‘Zone 1: directly above the bath or shower. Any lighting fitting here must be a minimum rating of IP65. This means that they are dust-tight and are protected from low pressure jets and that no water can seep into the fitting itself.
‘Zone 2: either side of the bath or shower or a radius of 60cm from the sink. Any lighting fitting here must be a minimum rating of at least IP44 which will protect from splashes of water.’
7. Add too many separate elements
Tim Richards, category manager for bathrooms at Wickes says: ‘While a family bathroom should be practical and versatile enough to cater for everyone’s needs it doesn’t have to impact on style.’
‘Simple additions to the suite can make it more functional without the need for separate installations which is something we consider as part of the design process.’
‘For example, adding a bath screen to a standard straight bath provides a fully functional shower bath, utilising the space in a practical, yet unobtrusive way. The Avalon Bathroom Suite is a great example of a range that successfully showcases how to maximise space stylishly and effectively.’
8. Skimp on brassware
‘The brassware is the most important part of any bathroom renovation,’ says Yousef Mansuri, CP Hart’s head of retail design. ‘As these are the working parts they have continuous water flowing through them and because of this are used the most and have the highest potential to break.
‘Most often, people’s fear of renovating their bathroom is stemmed from leaks etc and really this comes down to investing in a high quality brassware fitting that stand the test of time without breaking.’
‘Another reason to invest in top-quality is that the brassware is often fitted into the wall, meaning there is no direct access to fix them; because of this, you need to ensure that what is in the wall is of a high quality or face a bigger job later on.’
9. Neglect your wall space
‘Position elements of your bathroom wisely,’ Tom Parker, category manager for bathrooms at B&Q. ‘For toilets, make sure you keep 40cm of clear space in front and 20cm either side. For showers, allow 80cm of floor space, keep towels this distance for easy reaching too.
‘When adding furniture, lift items off the floor where you can. For example, opt for a wall-mounted towel rail, such as B&Q’s Kandor Electrical Towel Warmer, which frees up floor space by sitting flush against the back wall. Likewise, installing a vanity unit under your basin streamlines furniture by utilising otherwise dead space.’
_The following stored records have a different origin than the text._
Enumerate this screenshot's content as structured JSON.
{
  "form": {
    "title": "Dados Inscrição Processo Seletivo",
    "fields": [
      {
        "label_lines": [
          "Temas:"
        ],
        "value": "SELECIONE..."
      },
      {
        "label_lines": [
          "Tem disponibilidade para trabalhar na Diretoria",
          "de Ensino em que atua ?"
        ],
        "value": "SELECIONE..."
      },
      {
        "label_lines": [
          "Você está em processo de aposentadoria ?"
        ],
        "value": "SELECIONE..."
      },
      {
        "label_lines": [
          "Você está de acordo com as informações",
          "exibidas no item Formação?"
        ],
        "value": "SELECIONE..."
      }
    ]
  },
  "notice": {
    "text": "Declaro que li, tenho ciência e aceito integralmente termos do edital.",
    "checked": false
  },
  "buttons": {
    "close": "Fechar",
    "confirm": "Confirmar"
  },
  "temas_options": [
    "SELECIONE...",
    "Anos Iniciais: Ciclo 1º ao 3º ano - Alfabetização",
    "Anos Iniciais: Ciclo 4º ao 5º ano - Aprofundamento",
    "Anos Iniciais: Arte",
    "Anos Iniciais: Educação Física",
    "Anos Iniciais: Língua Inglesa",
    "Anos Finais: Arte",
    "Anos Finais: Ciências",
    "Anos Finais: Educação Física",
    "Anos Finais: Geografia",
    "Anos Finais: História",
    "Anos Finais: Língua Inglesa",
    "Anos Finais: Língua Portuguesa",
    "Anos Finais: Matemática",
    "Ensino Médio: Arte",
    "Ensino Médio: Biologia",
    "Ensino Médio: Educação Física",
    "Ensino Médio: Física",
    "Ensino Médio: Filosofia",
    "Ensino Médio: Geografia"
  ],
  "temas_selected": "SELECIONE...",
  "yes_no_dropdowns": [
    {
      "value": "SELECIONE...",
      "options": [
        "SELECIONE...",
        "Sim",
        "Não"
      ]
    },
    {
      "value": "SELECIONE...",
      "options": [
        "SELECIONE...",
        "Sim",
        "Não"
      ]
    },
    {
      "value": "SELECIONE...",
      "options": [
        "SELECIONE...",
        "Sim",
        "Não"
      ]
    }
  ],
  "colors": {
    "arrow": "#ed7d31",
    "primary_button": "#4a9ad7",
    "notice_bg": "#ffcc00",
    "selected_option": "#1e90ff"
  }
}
10. Make it hard to clean and keep tidy
Tom Parker says: ‘There are often lots of bottles and products in a bathroom that can end up creating a cluttered look.